• **About this task**: Give only the number of lines in the data that include the string "content".

(Entries from a dataset of interfaces)
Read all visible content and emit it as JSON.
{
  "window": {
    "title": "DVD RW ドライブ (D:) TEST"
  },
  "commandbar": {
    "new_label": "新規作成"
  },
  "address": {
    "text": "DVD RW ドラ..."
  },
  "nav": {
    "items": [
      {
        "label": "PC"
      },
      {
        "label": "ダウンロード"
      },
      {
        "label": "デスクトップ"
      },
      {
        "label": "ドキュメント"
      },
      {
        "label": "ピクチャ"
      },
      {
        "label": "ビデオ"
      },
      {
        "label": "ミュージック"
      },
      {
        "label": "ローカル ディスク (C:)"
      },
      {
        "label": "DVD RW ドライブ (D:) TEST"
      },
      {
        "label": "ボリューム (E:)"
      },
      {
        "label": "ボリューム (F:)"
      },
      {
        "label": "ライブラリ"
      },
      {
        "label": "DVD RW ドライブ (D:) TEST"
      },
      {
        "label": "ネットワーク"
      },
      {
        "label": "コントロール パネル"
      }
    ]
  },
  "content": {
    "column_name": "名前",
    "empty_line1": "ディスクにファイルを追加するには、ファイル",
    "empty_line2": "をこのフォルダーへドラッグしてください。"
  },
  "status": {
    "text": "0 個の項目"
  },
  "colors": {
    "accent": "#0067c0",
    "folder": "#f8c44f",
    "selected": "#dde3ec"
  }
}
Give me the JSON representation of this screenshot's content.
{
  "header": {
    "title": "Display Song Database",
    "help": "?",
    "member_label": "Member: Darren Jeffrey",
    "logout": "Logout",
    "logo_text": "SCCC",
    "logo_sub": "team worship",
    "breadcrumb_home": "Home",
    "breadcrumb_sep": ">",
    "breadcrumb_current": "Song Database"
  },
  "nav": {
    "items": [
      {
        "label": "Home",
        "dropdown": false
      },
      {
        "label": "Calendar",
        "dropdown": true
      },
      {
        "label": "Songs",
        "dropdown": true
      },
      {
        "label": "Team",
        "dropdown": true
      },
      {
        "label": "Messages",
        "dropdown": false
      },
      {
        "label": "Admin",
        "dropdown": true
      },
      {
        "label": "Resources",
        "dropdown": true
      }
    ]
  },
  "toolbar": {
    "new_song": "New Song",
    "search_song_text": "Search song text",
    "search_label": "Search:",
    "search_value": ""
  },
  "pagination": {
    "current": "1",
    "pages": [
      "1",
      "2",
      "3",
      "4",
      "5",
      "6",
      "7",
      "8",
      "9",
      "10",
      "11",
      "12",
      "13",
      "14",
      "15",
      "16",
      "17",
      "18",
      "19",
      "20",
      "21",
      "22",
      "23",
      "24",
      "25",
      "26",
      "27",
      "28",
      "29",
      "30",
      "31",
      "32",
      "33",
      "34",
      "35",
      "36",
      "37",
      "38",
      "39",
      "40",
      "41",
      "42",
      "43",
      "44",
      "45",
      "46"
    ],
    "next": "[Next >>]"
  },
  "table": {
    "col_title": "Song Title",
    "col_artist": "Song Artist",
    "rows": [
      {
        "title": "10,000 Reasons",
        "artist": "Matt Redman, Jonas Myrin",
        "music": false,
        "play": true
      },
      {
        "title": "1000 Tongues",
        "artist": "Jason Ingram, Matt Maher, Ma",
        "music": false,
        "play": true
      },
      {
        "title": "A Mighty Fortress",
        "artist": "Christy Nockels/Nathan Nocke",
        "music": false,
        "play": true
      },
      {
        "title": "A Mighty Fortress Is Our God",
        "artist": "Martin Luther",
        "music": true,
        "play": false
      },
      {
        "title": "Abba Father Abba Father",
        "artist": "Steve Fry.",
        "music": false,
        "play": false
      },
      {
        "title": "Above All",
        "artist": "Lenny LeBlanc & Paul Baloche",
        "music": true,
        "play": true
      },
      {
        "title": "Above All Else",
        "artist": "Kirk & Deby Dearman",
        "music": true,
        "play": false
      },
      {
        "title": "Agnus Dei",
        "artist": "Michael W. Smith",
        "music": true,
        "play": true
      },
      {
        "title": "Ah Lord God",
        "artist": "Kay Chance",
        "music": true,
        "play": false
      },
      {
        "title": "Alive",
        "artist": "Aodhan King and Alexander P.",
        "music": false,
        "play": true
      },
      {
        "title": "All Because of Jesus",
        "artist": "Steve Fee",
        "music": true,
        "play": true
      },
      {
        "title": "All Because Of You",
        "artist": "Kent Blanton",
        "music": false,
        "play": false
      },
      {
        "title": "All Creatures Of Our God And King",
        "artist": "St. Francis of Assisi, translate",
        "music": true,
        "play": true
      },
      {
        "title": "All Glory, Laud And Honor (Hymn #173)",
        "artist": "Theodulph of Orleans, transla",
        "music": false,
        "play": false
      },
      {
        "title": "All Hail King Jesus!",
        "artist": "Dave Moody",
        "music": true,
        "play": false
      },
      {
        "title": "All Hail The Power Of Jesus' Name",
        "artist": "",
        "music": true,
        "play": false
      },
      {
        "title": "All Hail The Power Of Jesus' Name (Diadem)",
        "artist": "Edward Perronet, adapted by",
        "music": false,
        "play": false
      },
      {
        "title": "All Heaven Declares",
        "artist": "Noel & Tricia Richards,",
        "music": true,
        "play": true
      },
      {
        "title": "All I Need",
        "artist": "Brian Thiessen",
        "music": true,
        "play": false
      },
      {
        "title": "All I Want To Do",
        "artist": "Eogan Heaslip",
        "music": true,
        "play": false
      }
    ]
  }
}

• **Exercise response**: 3